Because nothingness is an impossibility there can be no beginning and no end, though there are beginnings and endings as the cycle runs its course. Our universe has always been and always will be, and stretches into infinity.
If one believes in the idea that time is linear, there arises serious questions as to the nature of time and how it can be understood. The inevitable conclusion one must make is fallacious at its outset, and that is that there must be some ‘Creator’ who set everything into motion, for there can be no effect without a cause. This is a major motivation behind intellectual monotheism. The idea that we could be created from nothing by a deity or an explosion defies the laws of physics and reality, and therefore we must believe that our cosmos is infinite and eternal, which some scientists call ‘Eternal Recurrence Theory.’ Everything in existence goes through this cycle of life/death/rebirth, which we can see throughout the natural world. From forests that continually replenish themselves to the continuation of species to the cycles of deep space and the turning of the stars. Nothing in our universe follows a line: everything travels in a circle.

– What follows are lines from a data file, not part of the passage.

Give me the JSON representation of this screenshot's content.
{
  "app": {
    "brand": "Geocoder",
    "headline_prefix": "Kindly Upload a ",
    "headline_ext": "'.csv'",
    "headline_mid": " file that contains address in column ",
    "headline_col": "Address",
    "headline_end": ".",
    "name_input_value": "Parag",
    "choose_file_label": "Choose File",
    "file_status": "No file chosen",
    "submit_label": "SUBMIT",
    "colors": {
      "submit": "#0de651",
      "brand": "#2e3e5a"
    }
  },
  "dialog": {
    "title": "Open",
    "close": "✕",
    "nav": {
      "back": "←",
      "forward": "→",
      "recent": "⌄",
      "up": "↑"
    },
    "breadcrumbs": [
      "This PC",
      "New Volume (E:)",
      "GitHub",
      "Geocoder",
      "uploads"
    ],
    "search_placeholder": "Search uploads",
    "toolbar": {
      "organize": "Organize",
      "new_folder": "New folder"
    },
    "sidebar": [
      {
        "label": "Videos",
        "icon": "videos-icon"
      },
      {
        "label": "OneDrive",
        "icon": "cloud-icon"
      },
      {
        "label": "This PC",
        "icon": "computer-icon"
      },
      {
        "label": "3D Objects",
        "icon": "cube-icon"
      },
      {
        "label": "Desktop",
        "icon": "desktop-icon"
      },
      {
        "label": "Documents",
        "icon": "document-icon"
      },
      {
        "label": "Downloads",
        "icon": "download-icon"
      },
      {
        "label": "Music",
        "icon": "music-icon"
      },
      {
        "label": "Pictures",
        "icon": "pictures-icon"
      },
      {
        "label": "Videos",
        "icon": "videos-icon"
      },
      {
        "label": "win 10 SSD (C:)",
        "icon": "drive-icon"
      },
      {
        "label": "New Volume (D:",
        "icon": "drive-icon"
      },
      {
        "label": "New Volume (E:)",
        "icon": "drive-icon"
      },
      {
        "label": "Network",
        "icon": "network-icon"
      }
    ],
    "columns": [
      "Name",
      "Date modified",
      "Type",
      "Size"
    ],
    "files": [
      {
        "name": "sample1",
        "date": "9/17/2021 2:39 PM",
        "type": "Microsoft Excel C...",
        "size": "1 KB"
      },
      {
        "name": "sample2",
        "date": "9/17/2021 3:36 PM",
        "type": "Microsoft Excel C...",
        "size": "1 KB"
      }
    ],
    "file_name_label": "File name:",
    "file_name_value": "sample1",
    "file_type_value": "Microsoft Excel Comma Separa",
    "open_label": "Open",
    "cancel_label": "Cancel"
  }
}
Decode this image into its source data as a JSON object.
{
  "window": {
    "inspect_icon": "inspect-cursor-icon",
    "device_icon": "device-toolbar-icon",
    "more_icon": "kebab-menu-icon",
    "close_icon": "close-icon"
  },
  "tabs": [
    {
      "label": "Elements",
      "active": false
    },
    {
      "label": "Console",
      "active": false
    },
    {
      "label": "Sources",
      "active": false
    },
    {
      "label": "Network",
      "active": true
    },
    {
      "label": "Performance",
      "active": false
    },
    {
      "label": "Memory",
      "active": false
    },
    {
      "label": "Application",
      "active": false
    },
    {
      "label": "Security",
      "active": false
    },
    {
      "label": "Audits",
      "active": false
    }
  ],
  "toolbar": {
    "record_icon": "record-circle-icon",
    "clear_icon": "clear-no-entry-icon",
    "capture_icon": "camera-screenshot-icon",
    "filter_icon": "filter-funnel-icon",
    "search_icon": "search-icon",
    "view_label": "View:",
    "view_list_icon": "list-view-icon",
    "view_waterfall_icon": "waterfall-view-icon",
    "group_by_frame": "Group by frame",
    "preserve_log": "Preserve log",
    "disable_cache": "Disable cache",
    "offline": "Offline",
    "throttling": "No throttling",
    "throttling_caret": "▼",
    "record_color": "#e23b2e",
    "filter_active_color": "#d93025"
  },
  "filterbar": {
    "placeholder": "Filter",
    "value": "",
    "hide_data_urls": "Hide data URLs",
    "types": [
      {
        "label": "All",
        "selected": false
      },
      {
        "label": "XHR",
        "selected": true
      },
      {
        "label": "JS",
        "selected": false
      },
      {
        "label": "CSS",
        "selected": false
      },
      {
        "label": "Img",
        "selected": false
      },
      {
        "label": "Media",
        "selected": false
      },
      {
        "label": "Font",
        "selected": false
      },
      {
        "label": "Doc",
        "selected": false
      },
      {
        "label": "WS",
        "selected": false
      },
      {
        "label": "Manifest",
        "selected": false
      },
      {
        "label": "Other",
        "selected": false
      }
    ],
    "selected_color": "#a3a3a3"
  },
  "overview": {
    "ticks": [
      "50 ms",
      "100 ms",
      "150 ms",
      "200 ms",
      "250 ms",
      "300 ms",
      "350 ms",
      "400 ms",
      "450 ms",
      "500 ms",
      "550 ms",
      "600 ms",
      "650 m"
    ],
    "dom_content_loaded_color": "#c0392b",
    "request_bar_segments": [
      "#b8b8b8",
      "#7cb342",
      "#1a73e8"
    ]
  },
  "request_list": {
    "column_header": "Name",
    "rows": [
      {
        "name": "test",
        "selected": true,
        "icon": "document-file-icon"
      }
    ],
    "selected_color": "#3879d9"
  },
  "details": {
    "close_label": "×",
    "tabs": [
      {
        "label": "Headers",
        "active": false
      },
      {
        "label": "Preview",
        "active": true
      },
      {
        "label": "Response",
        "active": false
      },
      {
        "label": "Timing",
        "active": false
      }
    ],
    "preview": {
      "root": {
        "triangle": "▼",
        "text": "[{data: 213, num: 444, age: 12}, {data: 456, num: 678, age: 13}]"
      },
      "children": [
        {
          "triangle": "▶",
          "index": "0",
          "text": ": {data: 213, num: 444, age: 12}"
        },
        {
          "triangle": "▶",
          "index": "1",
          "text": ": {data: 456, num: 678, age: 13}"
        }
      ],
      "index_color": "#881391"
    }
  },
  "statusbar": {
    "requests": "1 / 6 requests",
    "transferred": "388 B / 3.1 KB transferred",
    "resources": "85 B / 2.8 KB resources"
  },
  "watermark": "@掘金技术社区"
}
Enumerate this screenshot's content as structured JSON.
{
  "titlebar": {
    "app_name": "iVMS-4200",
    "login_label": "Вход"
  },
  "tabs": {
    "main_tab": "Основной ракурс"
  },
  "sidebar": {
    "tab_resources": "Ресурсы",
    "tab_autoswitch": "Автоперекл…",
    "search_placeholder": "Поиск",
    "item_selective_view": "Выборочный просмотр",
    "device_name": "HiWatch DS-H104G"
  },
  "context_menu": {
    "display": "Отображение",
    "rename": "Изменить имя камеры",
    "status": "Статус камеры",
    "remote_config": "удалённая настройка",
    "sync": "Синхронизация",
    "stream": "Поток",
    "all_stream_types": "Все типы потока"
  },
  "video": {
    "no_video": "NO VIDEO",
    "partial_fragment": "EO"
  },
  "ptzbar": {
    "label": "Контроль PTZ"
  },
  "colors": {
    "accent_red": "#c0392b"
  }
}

Our Gods and Goddesses go through such cycles in our lore, which is really what our entire epic is all about. There is the innocence of the primordial era and the Golden Age, then corruptive forces are introduced which grow stronger, initiating the challenge to the Powers of order to maintain balance and harmony. This ends in the coming of Ragnarok and the subsequent renewal, where a new primal age begins and brings about the next cycle. From the ashes of the previous Ragnarok does the new order arise, as it shall always be.
There we have it, a comprehensible guide to a philosophical foundation for our faith, which will allow Odinists/Asatruar to delineate our beliefs in a clear and concise way that will defeat any monotheist argument. One can take any of these points and develop an entire line of study and investigation that will only further validate the ideals that we hold true to. The modern world is only now catching up to ideas that our ancestors postulated and believed in millennia ago. By adhering to these principles, we show the world that we stand on the higher ground when it comes to intellectual reasoning. We show them that we step away from the spiritual void of atheism and the fear-driven zealotry of the mono religions to present religious ideals that are reasonable and logical.